Often the hardest part about conducting research on any particular subject is knowing where to start. For the novice researcher, the World Wide Web is daunting enough but the ins and outs of Military Record keeping can be both baffling and confusing, especially if the ‘researcher' has never even served in the Armed Services of their respective nation.

Every serviceman or servicewoman had a Service Number (colloquially known as a "Serial Number" in the old war films i.e. Name, rank and serial number!!!). So from the very start the questions are posed -

1. How do I find out what my ancestor's Service Number was?
2. Is it possible that other soldiers/sailors or airmen had the same Service Number and
3. Once I find out his or her Service Number, what do I do with it to access further information?

Let's look at finding an Australian veteran of the Second World War.

It is logically assumed that you at least know the name and place of birth of your relative or the ‘Person of Interest' that you are researching. Or regarding a family tree the names of their parents or whom their "Next of Kin" would have been. From there, in the case of an Australian serviceman or woman, the first step will be to engage the World Wide Web on any computer that has internet access.

If you simply Google the words WORLD WAR TWO NOMINAL ROLL, it will take you directly to the front page of the World War 2 Nominal Roll. Alternatively, you can click on this link From here, you can make a selection to begin your search. Simply typing in the surname of your ‘Person of Interest' will bring up the record sought. However, even if your name is not "SMITH" - the list could be a long one, so the first name - or even initials - will be sufficient to cut down the possibilities somewhat. From there, you will find the bare details which should be sufficient enough for you to identify your relative's details.

In the case of a WW2 Army record, sometimes you will find that the Serviceman has two Service Numbers attached to their name. In the case of my father - Clifford Henry Traynor, his service numbers were NX179966 and N479846. This will be an indicator that your relative had served in both the 2nd AIF (Australian Imperial Force) and the Militia (CMF -also referred to as the AMF) during the Second World War. The "NX" number is his AIF number and will generally take precedence when using these numbers for research into Military Records. Just in explanation; the "X" in the number distinguished him from the Militia. The first letter refers to the specific state of origin i.e. A number beginning with "SX" meant that the soldier was from South Australia.....VX from Victoria and NX from New South Wales etc.

In the First World War; Service Numbers were allocated to men within their respective Battalions or Regiments. So it is certainly possible that many servicemen shared the same number. By checking the records within the First World War Embarkation Roll (a starting point for searching Australian World War 1 records) this can be confirmed simply by typing in the number 888 - and then hitting search. You will see that the number of men with this as their personal service number is quite staggering. This was NOT the same with Australian Service Numbers during the Second World War. So the likelihood of two men having identical numbers in the World War Two Nominal Roll is virtually nil.

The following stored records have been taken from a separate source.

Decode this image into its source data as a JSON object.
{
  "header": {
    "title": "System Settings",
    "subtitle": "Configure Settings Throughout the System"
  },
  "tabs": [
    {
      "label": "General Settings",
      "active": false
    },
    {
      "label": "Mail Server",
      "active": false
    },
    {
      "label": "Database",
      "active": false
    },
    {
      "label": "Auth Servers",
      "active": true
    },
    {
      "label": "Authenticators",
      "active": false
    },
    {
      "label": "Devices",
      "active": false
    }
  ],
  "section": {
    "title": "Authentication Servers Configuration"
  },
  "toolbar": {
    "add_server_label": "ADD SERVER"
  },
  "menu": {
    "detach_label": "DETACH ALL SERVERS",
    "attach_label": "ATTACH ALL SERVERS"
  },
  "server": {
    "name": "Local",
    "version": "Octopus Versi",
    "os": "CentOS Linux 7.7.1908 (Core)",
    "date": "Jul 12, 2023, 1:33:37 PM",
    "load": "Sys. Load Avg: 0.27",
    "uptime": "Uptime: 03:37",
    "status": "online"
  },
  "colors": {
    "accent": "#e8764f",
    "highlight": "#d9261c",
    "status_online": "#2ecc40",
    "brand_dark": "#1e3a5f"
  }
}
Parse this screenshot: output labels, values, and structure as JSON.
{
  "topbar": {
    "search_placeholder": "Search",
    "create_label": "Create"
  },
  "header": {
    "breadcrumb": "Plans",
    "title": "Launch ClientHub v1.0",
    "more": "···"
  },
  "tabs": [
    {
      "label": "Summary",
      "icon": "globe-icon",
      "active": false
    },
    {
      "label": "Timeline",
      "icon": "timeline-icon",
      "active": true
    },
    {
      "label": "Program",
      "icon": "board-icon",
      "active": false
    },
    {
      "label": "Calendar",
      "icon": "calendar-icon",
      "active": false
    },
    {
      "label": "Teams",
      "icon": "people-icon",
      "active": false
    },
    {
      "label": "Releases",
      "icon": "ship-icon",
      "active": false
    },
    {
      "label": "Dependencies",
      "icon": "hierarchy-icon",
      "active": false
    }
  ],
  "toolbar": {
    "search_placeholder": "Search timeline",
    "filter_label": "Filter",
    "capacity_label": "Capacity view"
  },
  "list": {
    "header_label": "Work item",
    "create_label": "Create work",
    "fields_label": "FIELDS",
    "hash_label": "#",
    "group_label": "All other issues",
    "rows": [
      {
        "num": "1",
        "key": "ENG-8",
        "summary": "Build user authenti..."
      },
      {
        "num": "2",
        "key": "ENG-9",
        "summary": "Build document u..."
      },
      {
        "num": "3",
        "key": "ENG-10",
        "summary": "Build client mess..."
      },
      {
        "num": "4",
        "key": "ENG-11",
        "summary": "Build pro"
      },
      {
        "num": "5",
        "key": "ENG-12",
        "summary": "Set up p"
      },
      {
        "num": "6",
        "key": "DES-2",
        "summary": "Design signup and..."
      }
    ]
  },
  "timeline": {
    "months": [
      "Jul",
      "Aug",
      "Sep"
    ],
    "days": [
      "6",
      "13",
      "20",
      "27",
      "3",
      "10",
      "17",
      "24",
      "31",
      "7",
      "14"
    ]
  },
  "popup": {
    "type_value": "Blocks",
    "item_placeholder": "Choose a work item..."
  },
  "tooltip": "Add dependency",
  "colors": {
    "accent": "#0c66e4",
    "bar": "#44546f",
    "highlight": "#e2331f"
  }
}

You can also research your service personal at the National Archives Service Records. The National Archives have done a wonderful job with lots of service records are now in the form of a digital certificate so you can look at them online or print them.

Click here to go to the National Archives

For records of servicemen and women of the United Kingdom, you can start by making inquiries with the following Government Officer:-
Ministry of Defence
Record Office
Bourne Avenue
Middlesex UB3 1RF

But what you will also find is that other Corps Specific Units (such as the Coldstream Guards for example) maintained their own records. For further information regarding other units, you will need to contact their Regimental Headquarters.

So with Government authored sites - such as the World War Two Nominal Roll, you are well on the way to filling those "gaps of knowledge" in your Family History. If you need to know more or require some help on which direction to take, please feel free to contact Kokoda Historical and we will be glad to assist you.

Kokoda Historical takes all of its trekkers to Bomana War Cemetery either at the end or the start of our Kokoda treks (depending on the direction of your trek). If you would like to locate a particular person who is buried at Bomana you can download the Bomana Nominal Roll here.

Bomana War Cemetery - Port Moresby, Papua New Guinea